How are pearls formed and how do they achieve such symmetrical perfection? Here's how.
Humans have been fascinated by these iridescent beauties since we first discovered them thousands of years ago. Even the ancient Egyptians and Romans were obsessed with these gems, designating them as a symbol of wealth and beauty. If only they knew what we do now, they would be even more amazed.
Pearls are created when an irritant, such as a grain of sand or debris, gets trapped inside a mollusk. As protection, a smooth layer of mineral and protein called nacre forms around it.
Scientists have long puzzled exactly how mollusks create these symmetrical wonders around such irregular shaped starting materials. Finally, a paper published in Proceedings of the National Academy of Sciences has linked this ability back to some complex mathematical rules that are seen throughout nature.
Scientists from the Australian National University in Canberra got to this conclusion by studying Akoya pearl oysters. A diamond wire cutter was used to chop the pearls into cross-sections, and analysis techniques were carried out to determine its inner structure.
The team found the pearl contained 2,615 layers, which were deposited over 548 days. Layers of nacre, the iridescent and extremely durable organic-inorganic composite that also makes up the shells of oysters and other mollusks, build on a shard of aragonite that surrounds an organic center. The layers, which make up more than 90 percent of a pearl’s volume, become progressively thinner and more closely matched as they build outward from the center.
The clever trick is that oysters maintain the perfect symmetry of their pearls by adjusting the thickness of each layer of nacre. If one layer is thicker, the next tends to be thinner, and vice versa. This phenomenon in nature is called 'pink noise', where events seem to be random but are really connected. Also, the team found the nacre self-heals when a defect is spotted, allowing for smoothing out of irregularities when they appear.
Only made from calcium, carbonate, and protein, the nacre is actually 3000 times stronger than the materials it is composed of! Laura Otter, author of this paper stated: “These humble creatures are making a super light and super tough material so much more easily and better than we do with all our technology.”

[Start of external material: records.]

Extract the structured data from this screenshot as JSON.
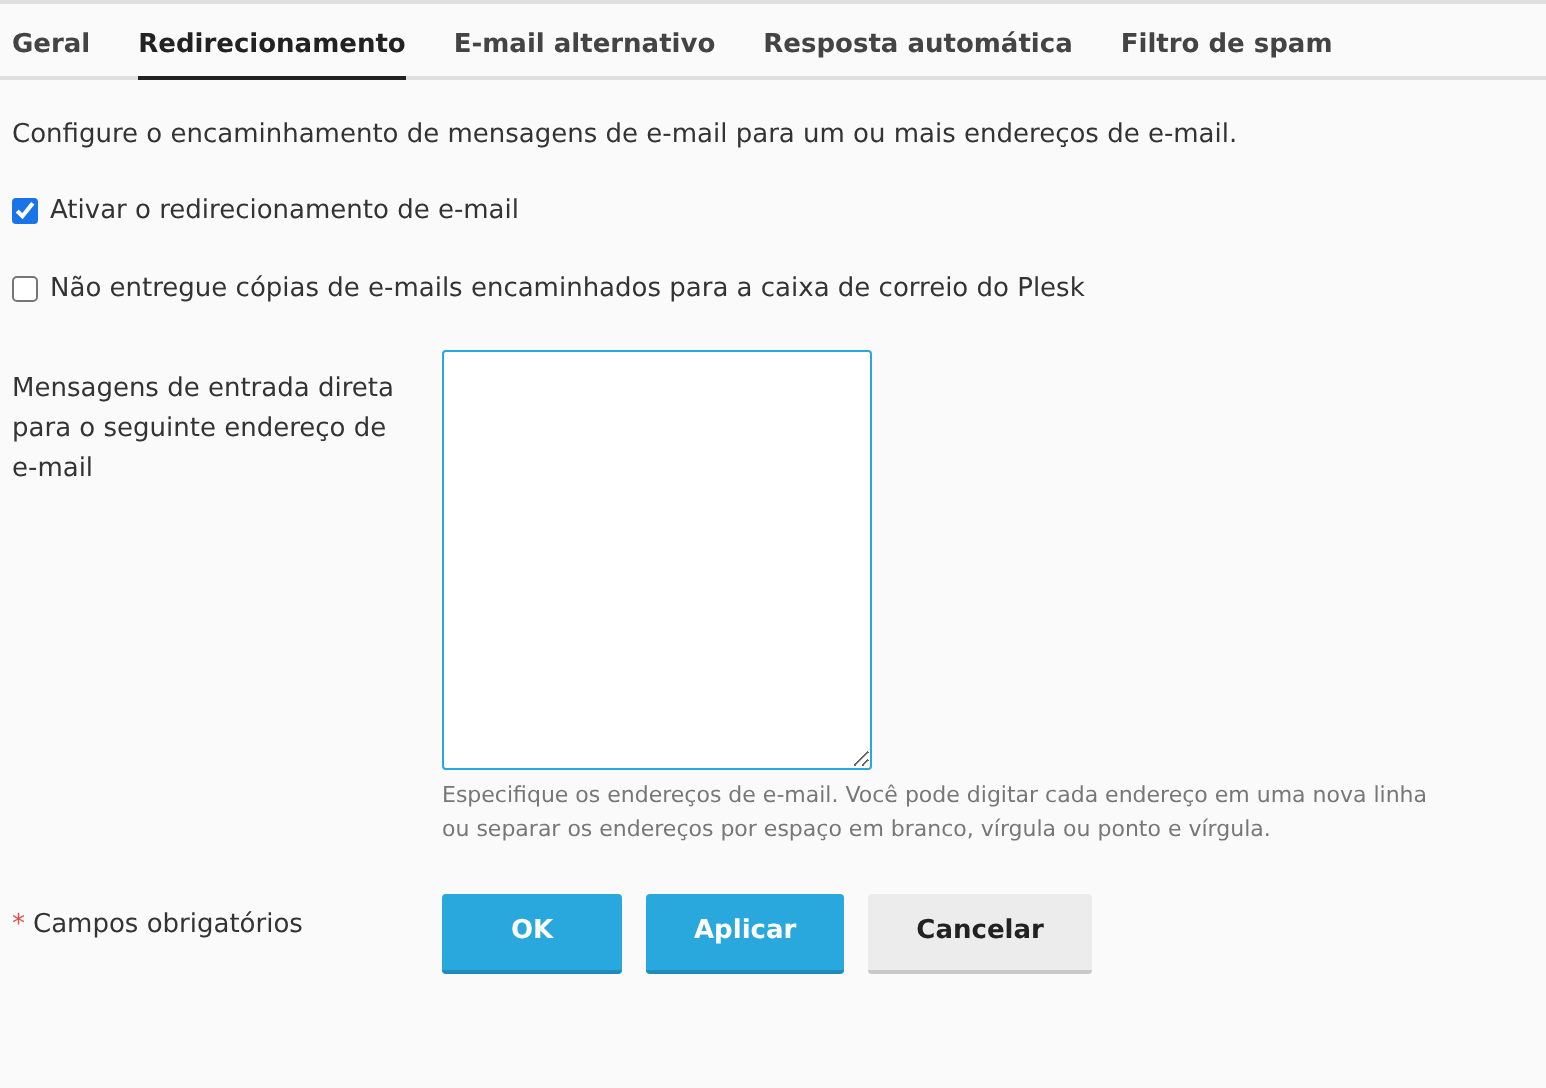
{
  "tabs": [
    {
      "label": "Geral",
      "selected": false
    },
    {
      "label": "Redirecionamento",
      "selected": true
    },
    {
      "label": "E-mail alternativo",
      "selected": false
    },
    {
      "label": "Resposta automática",
      "selected": false
    },
    {
      "label": "Filtro de spam",
      "selected": false
    }
  ],
  "description": "Configure o encaminhamento de mensagens de e-mail para um ou mais endereços de e-mail.",
  "options": [
    {
      "label": "Ativar o redirecionamento de e-mail",
      "checked": true
    },
    {
      "label": "Não entregue cópias de e-mails encaminhados para a caixa de correio do Plesk",
      "checked": false
    }
  ],
  "address_field": {
    "label": "Mensagens de entrada direta para o seguinte endereço de e-mail",
    "hint": "Especifique os endereços de e-mail. Você pode digitar cada endereço em uma nova linha ou separar os endereços por espaço em branco, vírgula ou ponto e vírgula."
  },
  "required_note": {
    "mark": "*",
    "label": "Campos obrigatórios"
  },
  "buttons": [
    {
      "label": "OK",
      "kind": "primary"
    },
    {
      "label": "Aplicar",
      "kind": "primary"
    },
    {
      "label": "Cancelar",
      "kind": "secondary"
    }
  ]
}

This strong nacre could inspire the next generation of super materials, with applications in impact and heat-resistant materials for spacecraft or in solar panels with increased energy efficiency.